**Exercise brief:**
Search the material for "Fracture" and show all lines that contain it.

**The data:**
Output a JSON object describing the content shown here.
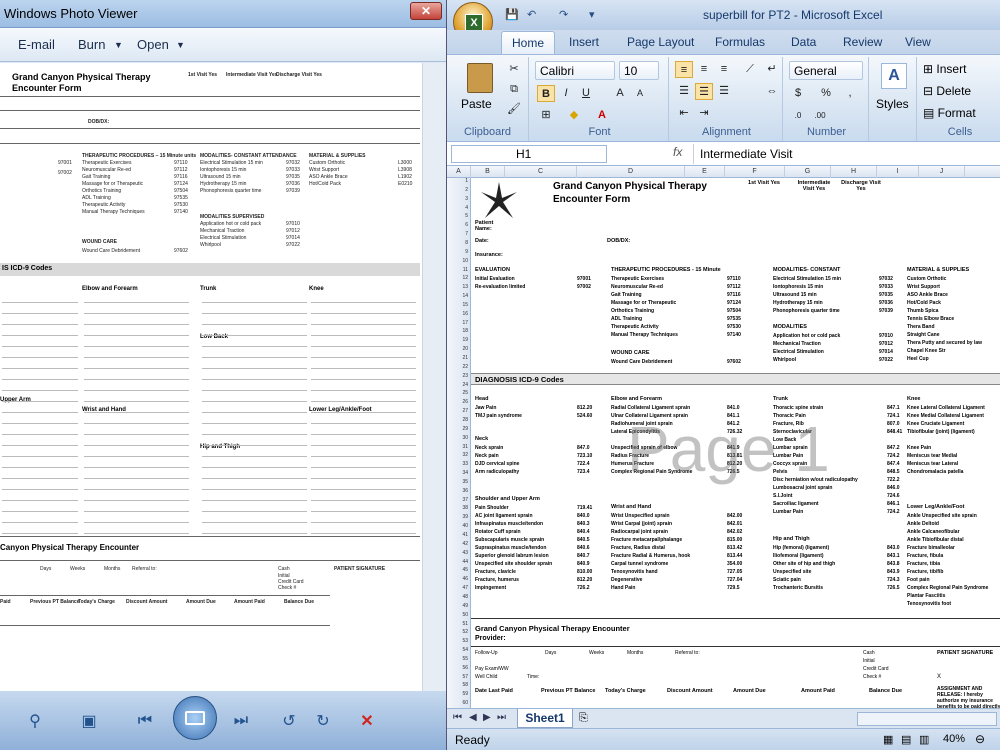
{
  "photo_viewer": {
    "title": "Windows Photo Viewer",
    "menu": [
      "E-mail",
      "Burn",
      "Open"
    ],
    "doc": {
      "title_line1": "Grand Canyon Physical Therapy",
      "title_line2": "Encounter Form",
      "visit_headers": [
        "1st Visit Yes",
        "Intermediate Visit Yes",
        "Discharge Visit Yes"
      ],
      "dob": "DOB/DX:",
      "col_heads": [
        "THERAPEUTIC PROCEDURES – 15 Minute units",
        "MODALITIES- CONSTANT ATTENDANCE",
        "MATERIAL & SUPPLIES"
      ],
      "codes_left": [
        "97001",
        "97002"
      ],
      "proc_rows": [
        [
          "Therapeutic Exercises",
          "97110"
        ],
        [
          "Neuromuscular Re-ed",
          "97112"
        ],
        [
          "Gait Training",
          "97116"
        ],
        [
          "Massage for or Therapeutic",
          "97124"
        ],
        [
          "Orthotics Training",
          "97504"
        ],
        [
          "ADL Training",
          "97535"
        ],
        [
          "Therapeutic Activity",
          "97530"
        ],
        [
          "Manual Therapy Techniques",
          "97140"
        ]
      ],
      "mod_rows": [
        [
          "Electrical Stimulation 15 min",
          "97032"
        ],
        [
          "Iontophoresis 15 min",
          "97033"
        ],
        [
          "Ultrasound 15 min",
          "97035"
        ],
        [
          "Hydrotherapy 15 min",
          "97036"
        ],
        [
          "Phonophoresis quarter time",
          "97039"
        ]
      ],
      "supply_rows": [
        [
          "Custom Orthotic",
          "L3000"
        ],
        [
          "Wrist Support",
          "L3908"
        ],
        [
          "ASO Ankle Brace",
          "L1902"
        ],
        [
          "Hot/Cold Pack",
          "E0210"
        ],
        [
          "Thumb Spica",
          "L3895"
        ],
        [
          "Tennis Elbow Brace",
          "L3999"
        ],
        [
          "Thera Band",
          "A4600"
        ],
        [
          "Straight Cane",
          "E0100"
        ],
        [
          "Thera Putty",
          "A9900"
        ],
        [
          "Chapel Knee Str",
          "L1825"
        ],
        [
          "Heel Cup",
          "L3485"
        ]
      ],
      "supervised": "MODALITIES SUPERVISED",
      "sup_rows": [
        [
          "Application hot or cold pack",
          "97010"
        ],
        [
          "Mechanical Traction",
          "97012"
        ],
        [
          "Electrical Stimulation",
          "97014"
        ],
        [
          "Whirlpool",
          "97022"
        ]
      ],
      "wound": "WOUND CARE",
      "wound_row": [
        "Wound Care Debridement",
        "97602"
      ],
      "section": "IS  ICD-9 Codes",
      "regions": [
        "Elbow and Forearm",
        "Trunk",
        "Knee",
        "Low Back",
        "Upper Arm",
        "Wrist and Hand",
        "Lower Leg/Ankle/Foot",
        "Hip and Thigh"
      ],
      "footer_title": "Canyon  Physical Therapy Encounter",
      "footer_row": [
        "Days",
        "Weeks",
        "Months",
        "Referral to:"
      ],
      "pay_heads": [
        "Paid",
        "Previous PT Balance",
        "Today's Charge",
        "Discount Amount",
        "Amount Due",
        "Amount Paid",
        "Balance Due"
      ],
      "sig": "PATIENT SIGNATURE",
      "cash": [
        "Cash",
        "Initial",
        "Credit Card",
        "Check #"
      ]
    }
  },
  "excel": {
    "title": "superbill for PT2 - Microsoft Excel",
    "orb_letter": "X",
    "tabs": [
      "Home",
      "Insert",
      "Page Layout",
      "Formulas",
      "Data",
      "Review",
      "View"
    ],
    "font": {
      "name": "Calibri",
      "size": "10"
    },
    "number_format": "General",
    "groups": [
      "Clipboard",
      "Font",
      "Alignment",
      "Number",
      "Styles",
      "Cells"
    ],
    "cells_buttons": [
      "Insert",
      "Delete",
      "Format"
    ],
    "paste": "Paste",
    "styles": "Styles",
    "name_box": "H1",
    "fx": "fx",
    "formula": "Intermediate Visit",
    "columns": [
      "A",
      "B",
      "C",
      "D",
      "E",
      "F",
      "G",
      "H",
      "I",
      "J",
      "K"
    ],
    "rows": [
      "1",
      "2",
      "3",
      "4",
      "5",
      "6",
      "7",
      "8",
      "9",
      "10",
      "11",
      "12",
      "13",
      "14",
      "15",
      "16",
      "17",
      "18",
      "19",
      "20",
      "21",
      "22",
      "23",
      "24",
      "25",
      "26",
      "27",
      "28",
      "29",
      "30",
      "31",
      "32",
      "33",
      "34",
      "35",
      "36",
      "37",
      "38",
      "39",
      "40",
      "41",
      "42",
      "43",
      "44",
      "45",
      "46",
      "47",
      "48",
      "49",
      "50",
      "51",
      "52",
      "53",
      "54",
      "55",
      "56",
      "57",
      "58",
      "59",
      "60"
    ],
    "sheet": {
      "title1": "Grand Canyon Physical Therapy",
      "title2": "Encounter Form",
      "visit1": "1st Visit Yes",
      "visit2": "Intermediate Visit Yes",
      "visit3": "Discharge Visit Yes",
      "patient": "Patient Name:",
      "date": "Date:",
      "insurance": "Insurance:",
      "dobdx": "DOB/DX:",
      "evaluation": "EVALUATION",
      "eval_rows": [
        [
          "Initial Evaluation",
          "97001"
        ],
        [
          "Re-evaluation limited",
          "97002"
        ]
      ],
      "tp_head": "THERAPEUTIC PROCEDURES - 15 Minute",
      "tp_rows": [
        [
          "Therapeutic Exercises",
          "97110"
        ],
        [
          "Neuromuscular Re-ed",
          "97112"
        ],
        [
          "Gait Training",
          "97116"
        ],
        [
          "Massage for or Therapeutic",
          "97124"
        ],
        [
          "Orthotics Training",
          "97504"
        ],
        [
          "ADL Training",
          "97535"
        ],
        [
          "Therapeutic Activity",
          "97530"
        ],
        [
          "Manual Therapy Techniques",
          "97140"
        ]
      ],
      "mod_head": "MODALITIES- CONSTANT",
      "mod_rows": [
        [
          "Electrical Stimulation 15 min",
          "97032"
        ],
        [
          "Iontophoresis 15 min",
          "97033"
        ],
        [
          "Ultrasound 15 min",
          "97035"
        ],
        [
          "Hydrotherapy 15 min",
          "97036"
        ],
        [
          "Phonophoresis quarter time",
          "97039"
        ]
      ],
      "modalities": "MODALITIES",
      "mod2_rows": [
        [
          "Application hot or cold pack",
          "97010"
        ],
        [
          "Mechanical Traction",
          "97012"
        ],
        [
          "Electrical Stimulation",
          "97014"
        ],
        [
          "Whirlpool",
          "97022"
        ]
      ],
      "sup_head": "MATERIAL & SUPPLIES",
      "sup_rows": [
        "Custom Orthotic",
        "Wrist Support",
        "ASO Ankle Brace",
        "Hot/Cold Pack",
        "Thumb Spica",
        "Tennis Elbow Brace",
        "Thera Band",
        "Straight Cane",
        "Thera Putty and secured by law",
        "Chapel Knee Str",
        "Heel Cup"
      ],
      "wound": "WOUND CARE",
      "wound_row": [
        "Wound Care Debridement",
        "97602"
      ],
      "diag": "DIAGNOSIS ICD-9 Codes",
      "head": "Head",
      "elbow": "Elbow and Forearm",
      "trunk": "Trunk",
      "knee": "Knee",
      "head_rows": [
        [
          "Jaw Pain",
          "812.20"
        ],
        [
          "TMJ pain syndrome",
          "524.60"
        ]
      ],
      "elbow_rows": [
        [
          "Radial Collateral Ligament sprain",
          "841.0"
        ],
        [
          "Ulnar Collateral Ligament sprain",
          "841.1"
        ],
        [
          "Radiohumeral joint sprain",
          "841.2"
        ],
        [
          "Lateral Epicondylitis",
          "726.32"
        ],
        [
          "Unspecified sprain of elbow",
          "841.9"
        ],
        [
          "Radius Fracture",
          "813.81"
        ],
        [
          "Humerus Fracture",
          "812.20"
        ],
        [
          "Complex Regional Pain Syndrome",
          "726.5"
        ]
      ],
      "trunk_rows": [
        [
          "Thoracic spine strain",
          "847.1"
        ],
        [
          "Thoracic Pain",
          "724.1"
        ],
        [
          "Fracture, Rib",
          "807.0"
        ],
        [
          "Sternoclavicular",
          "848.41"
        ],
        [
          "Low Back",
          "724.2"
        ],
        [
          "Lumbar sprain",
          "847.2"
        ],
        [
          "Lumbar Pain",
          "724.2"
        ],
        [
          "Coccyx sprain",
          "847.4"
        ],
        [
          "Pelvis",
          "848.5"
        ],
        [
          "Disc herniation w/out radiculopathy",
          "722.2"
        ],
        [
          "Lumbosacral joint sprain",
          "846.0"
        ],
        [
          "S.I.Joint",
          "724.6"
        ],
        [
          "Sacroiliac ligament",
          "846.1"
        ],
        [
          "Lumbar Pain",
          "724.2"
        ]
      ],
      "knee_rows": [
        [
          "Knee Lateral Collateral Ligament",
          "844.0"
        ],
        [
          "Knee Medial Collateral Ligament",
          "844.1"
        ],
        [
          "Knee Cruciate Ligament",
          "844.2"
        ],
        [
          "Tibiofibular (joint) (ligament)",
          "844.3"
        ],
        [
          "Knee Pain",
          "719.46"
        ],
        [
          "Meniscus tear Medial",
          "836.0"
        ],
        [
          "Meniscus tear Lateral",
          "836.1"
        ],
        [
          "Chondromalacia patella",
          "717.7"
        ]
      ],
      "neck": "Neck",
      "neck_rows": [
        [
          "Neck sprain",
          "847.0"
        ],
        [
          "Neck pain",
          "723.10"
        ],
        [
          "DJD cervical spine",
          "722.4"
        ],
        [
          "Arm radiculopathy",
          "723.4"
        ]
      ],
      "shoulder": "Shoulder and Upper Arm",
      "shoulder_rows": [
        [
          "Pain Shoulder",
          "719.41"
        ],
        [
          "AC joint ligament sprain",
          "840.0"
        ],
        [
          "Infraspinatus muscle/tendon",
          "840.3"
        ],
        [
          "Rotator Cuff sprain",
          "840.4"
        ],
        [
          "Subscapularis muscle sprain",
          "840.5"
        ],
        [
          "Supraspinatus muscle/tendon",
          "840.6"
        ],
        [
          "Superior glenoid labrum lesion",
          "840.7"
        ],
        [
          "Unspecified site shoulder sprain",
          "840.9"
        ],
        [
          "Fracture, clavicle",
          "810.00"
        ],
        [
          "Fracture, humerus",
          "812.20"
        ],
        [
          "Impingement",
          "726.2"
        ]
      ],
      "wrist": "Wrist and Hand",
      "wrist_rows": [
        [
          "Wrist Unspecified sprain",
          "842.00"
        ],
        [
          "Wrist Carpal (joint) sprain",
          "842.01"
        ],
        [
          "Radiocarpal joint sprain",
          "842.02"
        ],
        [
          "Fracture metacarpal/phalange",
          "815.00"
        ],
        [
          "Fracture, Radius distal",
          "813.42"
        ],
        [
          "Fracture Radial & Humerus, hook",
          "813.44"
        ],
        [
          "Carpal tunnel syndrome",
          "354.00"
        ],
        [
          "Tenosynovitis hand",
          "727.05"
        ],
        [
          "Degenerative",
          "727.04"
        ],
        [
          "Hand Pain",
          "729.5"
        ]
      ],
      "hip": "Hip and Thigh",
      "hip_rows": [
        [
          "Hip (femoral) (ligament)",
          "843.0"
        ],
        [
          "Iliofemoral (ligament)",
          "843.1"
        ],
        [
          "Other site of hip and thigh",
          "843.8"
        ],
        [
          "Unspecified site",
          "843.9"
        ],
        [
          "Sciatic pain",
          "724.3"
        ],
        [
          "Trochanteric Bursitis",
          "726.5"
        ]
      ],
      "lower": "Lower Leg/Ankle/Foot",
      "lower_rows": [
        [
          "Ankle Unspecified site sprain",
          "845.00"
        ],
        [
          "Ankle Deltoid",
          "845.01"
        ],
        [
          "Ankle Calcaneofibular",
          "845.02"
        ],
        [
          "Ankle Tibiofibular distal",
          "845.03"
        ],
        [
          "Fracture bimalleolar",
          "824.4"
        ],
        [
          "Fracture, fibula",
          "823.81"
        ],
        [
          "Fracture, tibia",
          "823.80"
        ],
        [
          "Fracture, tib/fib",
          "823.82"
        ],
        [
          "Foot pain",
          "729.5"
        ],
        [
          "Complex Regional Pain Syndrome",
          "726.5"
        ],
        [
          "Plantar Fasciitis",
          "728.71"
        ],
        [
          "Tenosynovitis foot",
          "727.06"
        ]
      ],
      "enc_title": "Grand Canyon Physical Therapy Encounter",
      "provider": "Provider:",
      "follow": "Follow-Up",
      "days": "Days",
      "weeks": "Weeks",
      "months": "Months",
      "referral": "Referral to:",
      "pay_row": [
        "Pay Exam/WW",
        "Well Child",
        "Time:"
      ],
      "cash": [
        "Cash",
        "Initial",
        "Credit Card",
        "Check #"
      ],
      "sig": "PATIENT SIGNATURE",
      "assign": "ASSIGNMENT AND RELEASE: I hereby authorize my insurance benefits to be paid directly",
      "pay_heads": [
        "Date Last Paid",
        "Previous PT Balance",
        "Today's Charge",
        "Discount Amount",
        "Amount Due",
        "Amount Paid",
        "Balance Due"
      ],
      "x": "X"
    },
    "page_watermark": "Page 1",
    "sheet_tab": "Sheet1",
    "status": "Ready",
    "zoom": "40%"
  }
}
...
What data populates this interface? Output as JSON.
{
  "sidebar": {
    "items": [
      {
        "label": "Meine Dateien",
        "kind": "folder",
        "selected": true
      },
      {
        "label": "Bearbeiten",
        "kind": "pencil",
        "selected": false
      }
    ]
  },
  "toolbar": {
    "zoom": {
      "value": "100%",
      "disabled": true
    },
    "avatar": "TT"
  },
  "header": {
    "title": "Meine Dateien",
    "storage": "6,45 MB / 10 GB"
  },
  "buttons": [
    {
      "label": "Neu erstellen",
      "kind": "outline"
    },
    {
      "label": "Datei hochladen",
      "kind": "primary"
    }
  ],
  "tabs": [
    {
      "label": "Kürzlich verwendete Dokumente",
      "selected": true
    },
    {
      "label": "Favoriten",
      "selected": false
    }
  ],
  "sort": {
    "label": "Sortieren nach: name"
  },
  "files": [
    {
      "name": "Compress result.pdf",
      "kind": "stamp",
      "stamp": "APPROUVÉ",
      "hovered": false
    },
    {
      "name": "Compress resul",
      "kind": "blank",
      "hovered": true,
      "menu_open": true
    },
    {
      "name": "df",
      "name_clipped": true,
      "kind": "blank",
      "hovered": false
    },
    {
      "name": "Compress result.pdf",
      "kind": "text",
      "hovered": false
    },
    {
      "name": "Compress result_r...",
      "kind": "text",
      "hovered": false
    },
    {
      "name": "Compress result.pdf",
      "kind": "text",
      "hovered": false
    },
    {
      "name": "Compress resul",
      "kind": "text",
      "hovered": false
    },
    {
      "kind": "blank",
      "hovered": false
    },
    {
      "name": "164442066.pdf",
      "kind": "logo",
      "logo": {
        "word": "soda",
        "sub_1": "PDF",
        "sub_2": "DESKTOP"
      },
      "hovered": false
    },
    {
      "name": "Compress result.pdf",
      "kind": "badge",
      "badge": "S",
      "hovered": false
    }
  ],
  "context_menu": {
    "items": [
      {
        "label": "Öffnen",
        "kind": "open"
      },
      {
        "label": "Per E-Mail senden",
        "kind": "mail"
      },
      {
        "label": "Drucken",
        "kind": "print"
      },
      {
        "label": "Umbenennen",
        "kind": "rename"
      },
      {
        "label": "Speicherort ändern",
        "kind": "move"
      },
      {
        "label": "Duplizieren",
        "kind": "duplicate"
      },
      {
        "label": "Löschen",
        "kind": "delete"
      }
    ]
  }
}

**Solution to the exercise:**
          "Radius Fracture",
          "Humerus Fracture",
          "Fracture, Rib",
          "Fracture, clavicle",
          "Fracture, humerus",
          "Fracture metacarpal/phalange",
          "Fracture, Radius distal",
          "Fracture Radial & Humerus, hook",
          "Fracture bimalleolar",
          "Fracture, fibula",
          "Fracture, tibia",
          "Fracture, tib/fib",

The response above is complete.